Fruitvale woman charged with impaired driving in 2019 crash that killed 2 teens

A 15-year-old boy and 18-year-old woman, both from Fruitvale, died in the crash that sent the vehicle into the river

A man wearing a face mask to help curb the spread of COVID-19 walks in downtown Vancouver, B.C., Sunday, Nov. 22, 2020. The use of masks is mandatory in indoor public and retail spaces in the province. THE CANADIAN PRESS/Darryl Dyck
B.C. records deadliest day of pandemic with 13 deaths, 738 new COVID-19 cases

Number of people in hospital is nearing 300, while total cases near 30,000

Join Black Press Media and Do Some Good
Join Black Press Media and Do Some Good

Pay it Forward program supports local businesses in their community giving

Cannabis bought in British Columbia (Ashley Wadhwani/Black Press Media)
Is it time to start thinking about greener ways to package cannabis?

Packaging suppliers are still figuring eco-friendly and affordable packaging options that fit the mandates of Cannabis Regulations

The COVID-19 test centre at Peace Arch Hospital is located on the building’s south side. (Tracy Holmes photo)
B.C. woman calls for consistency in COVID-19 post-test messaging

‘Could we just get one thing straight?’ asks Surrey’s Deb Antifaev

(File photo)
Alberta woman charged after allegedly hitting boy with watermelon at Okanagan campsite

Police say a disagreement among friends at an Adams Lake campsite turned ugly

Court of Appeal for British Columbia in Vancouver. (File photo: Tom Zytaruk)
B.C. woman loses appeal to have second child by using late husband’s sperm

Assisted Human Reproduction Act prohibits the removal of human reproductive material from a donor without consent

Krista Macinnis displays the homework assignment that her Grade 6 daughter received on Tuesday. (Submitted photo)
B.C. mom angry that students asked to list positive stories about residential schools

Daughter’s Grade 6 class asked to write down 5 positive stories or facts

B.C. projects targeting the restoration of sockeye salmon stocks in the Fraser and Columbia Watersheds will share in $10.9 million of federal funding to protect species at risk. (Kenny Regan photo)
13 projects protecting B.C. aquatic species at risk receive $11 million in federal funding

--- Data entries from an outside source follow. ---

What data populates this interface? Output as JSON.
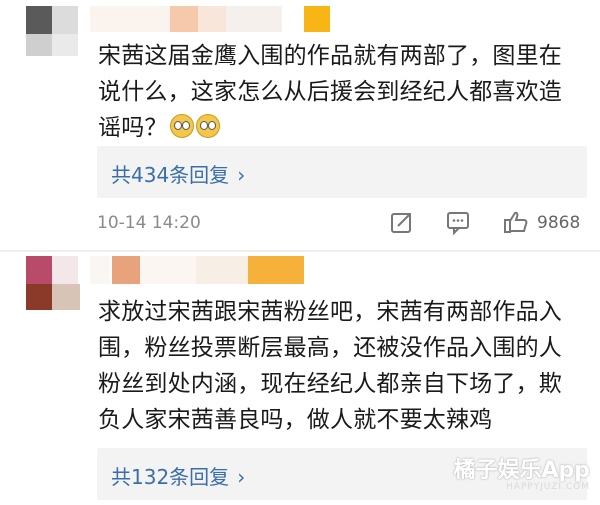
{
  "comments": [
    {
      "text_main": "宋茜这届金鹰入围的作品就有两部了，图里在说什么，这家怎么从后援会到经纪人都喜欢造谣吗？",
      "emoji_names": [
        "eye-roll-emoji",
        "eye-roll-emoji"
      ],
      "reply_label": "共434条回复",
      "time": "10-14 14:20",
      "like_count": "9868"
    },
    {
      "text_main": "求放过宋茜跟宋茜粉丝吧，宋茜有两部作品入围，粉丝投票断层最高，还被没作品入围的人粉丝到处内涵，现在经纪人都亲自下场了，欺负人家宋茜善良吗，做人就不要太辣鸡",
      "reply_label": "共132条回复"
    }
  ],
  "watermark": {
    "main": "橘子娱乐App",
    "sub": "HAPPYJUZI.COM"
  },
  "colors": {
    "link": "#3a6ea8",
    "reply_bg": "#f3f3f3",
    "meta": "#8a8a8a"
  },
  "icons": [
    "share-icon",
    "comment-icon",
    "like-icon",
    "chevron-right-icon"
  ]
}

Salmon and marine mammals expected to benefit from ecosystem-based approach

Barrels pictured outside Oliver winery, Quinta Ferreira, in May. (Phil McLachlan - Black Press Media)
B.C. Master of Wine reflects on industry’s teetering economic state

Pandemic, for some wine makers, has been a blessing in disguise. For others, not so much.

Most Read